Better understanding is needed of building thermal performance as a mediator between climate and health outcomes. There is concern that current dwelling energy conservation strategies that focus on keeping warm in winter may lead to overheating and heat stress in summer or an increased use of cooling energy. Drawing on public health methodologies to predict heat related health outcomes, this study has standardised three-day averaged mean indoor to outdoor temperatures from 107 homes in Melbourne, Australia, to test the influence of the residential energy efficiency rating on the living room temperatures in summer. At the heat wave threshold of 25°C, on average, better rated 6-Star homes were 0.89°C warmer than 4- or 5-Star rated homes. At this reference temperature, air-conditioned 6-Star homes used 15.84 kWh/day electric cooling energy more to achieve the same living room temperature as 3-Star rated homes. The findings confirm the results of simulation studies that found increased fabric insulation may be associated with increased summer indoor temperatures, risk of heat stress and cooling energy in a mild temperate climate.
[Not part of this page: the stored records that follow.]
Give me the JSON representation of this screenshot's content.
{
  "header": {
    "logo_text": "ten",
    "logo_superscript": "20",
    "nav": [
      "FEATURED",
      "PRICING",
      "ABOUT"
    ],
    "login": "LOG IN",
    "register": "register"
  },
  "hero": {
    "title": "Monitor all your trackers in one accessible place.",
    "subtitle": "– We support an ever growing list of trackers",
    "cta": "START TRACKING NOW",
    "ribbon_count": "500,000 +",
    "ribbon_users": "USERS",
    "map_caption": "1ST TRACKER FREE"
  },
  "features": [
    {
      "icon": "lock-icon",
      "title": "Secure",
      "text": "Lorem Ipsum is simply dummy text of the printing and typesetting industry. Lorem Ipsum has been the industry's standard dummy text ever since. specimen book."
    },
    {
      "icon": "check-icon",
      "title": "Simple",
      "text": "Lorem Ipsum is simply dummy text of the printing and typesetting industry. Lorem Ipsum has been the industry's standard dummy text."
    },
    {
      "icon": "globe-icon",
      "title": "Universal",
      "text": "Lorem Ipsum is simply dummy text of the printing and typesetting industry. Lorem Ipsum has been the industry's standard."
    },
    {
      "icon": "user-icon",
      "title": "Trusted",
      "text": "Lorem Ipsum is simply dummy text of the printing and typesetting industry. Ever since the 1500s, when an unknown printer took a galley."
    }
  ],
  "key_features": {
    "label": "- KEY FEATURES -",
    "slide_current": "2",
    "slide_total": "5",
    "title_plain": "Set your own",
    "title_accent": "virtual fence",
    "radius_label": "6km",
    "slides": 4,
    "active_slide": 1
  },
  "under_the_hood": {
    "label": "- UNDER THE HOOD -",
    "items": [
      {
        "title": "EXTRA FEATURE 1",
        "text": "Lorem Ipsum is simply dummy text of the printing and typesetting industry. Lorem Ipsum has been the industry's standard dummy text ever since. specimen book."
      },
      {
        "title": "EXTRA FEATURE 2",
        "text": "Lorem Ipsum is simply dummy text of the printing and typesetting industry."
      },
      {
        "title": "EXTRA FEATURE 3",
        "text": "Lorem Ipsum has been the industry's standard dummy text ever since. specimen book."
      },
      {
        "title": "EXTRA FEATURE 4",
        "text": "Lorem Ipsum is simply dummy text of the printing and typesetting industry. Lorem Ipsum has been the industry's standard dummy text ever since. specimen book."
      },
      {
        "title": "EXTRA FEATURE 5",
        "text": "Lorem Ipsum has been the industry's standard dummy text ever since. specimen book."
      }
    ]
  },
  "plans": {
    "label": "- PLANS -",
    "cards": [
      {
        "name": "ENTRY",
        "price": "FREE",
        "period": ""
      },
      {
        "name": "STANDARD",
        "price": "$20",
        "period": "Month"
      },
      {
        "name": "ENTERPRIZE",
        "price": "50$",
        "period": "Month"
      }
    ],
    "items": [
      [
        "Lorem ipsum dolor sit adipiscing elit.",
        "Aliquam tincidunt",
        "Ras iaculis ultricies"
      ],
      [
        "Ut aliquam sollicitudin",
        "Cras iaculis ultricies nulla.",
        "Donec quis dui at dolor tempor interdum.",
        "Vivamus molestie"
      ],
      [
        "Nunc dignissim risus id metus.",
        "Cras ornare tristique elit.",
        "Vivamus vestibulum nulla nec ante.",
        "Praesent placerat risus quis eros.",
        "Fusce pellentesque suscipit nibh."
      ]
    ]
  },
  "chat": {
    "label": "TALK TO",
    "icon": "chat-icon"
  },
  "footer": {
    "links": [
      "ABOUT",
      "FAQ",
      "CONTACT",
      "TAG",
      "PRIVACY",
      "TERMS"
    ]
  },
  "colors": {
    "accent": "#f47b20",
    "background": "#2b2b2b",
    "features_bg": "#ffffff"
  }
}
Hence, it is recommended that residential thermal performance ratings should evaluate the dwelling's performance for each season independently and that cooling through natural ventilation and shading be promoted.

Research Area(s)

  • Air conditioning, Australia, Cooling energy, Health, Heatwave, Houses, Summer, Thermal performance

Bibliographic Note

Full text of this publication does not contain sufficient affiliation information. With consent from the author(s) concerned, the Research Unit(s) information for this record is based on the existing academic department affiliation of the author(s).